Do these firms bring exposure and credibility to a startup? Or would the time and money invested in such a relationship produce a better return elsewhere?
From my experience with these firms, most of them are basically hired guns, you pay them a lot of money to get visibility.
Which may not be a bad thing. If you're a VC-funded, cash-spilling-out-of-pockets-off-your-aerons startup, then yeah, Garnter and friends may be a good deal - just a like a high priced marketing firm, or an entrenched channel reseller would be - a way to get your clients attention.
On the other hand, for most other startups where money is actually important, I'm sure you have better things to do with your money - like creating value, spending time with the few clients you have, etc.
Just don't expect them to be giving you free publicity.
Difficult to answer, but I'll try.
I actually had a very good experience with a (small) industry analyst firm. Besides good conversation with them, they helped us doing a video-podcast interview and mentioning our company in quite a few opportunities. I remember, in a specific period, Google Analytics showing us a lot of visitors in our website were coming from the analyst blog.
That said, it's very difficult to estimate a ROI for these kind of investments.
If you already have customers, get in contact with them and ask them directly. How do they learn about potential new products? Do they read sector magazines? Do they go to conferences? Do they rely on suggestions coming from developers?

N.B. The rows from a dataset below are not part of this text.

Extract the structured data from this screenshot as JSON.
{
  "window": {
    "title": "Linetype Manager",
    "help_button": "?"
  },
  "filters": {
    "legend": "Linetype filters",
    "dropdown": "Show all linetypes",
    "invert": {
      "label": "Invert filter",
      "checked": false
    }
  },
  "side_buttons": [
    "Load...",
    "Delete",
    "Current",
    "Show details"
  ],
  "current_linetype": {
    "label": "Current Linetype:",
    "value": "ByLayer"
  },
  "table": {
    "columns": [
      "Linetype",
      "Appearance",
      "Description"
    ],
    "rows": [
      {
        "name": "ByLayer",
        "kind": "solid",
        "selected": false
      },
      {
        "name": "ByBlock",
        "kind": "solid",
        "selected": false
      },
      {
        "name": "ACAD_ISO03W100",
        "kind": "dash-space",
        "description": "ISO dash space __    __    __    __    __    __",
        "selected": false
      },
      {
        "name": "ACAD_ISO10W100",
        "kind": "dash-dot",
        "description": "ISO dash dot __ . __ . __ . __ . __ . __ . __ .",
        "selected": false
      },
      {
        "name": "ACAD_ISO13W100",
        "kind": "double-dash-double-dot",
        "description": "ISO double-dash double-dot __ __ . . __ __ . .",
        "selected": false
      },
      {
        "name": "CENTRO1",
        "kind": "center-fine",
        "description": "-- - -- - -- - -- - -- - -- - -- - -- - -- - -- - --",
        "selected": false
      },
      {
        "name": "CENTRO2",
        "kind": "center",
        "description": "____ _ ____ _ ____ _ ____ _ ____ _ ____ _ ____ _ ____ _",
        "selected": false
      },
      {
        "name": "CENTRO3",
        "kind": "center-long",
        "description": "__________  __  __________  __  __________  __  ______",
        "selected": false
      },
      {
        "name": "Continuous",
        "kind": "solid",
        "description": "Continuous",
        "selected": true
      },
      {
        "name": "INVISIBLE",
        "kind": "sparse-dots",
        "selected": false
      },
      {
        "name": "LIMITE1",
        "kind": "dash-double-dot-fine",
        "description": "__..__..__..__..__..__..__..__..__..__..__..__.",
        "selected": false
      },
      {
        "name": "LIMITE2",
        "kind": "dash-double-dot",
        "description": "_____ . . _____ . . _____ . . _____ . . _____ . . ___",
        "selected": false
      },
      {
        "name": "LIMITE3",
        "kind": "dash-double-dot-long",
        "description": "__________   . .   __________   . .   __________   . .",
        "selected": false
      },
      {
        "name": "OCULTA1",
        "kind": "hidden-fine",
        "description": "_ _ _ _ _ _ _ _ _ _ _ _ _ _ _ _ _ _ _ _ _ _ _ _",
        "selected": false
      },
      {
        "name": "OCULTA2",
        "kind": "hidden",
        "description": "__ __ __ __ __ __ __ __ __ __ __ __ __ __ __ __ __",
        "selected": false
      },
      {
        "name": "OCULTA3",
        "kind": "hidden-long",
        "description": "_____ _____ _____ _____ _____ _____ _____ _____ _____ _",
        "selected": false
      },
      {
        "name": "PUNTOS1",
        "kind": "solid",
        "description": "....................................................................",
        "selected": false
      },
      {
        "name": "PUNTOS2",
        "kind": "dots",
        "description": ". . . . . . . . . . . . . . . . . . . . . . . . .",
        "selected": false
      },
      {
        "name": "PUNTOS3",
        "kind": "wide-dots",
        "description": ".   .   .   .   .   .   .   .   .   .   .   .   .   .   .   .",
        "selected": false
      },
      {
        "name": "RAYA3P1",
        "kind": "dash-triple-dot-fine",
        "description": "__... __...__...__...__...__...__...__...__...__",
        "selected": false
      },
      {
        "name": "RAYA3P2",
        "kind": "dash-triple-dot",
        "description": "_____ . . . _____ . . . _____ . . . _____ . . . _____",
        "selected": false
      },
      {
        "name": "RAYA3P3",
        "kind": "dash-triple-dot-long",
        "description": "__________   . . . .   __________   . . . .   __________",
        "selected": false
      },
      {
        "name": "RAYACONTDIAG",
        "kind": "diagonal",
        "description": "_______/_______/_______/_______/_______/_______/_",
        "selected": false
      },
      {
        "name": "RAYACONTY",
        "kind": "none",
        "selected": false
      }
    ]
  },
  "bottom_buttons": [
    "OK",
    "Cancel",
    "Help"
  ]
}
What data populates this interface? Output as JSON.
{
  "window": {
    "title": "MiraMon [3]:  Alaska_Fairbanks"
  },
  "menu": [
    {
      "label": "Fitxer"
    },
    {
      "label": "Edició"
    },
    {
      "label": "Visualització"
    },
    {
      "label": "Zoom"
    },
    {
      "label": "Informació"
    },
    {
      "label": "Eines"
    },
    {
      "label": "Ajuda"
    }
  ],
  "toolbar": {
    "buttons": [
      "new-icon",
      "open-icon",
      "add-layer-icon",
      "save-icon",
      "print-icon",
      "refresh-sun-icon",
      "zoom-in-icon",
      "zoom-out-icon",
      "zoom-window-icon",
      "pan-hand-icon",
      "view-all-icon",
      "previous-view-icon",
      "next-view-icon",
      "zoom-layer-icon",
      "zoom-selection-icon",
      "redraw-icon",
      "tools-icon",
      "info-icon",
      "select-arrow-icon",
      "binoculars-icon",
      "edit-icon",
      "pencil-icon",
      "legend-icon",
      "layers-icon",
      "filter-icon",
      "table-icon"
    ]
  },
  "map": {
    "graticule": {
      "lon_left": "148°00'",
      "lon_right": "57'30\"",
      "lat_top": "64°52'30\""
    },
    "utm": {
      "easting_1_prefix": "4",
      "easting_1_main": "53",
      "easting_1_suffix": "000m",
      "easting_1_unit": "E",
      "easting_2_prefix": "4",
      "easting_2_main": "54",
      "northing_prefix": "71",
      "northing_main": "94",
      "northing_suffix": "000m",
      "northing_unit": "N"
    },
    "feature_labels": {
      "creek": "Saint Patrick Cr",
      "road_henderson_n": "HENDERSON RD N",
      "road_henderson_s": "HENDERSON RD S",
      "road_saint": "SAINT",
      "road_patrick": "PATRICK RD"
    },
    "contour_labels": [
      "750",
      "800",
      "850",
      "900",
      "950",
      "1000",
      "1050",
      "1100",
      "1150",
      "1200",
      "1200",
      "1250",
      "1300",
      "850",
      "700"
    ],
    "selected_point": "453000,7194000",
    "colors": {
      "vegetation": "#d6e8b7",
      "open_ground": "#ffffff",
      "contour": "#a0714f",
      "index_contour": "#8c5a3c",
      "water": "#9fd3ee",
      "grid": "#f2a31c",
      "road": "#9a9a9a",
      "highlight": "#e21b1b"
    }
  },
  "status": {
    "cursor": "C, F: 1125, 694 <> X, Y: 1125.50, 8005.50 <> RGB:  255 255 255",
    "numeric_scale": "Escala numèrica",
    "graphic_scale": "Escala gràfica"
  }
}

That should help you to understand how to connect with other potential customers.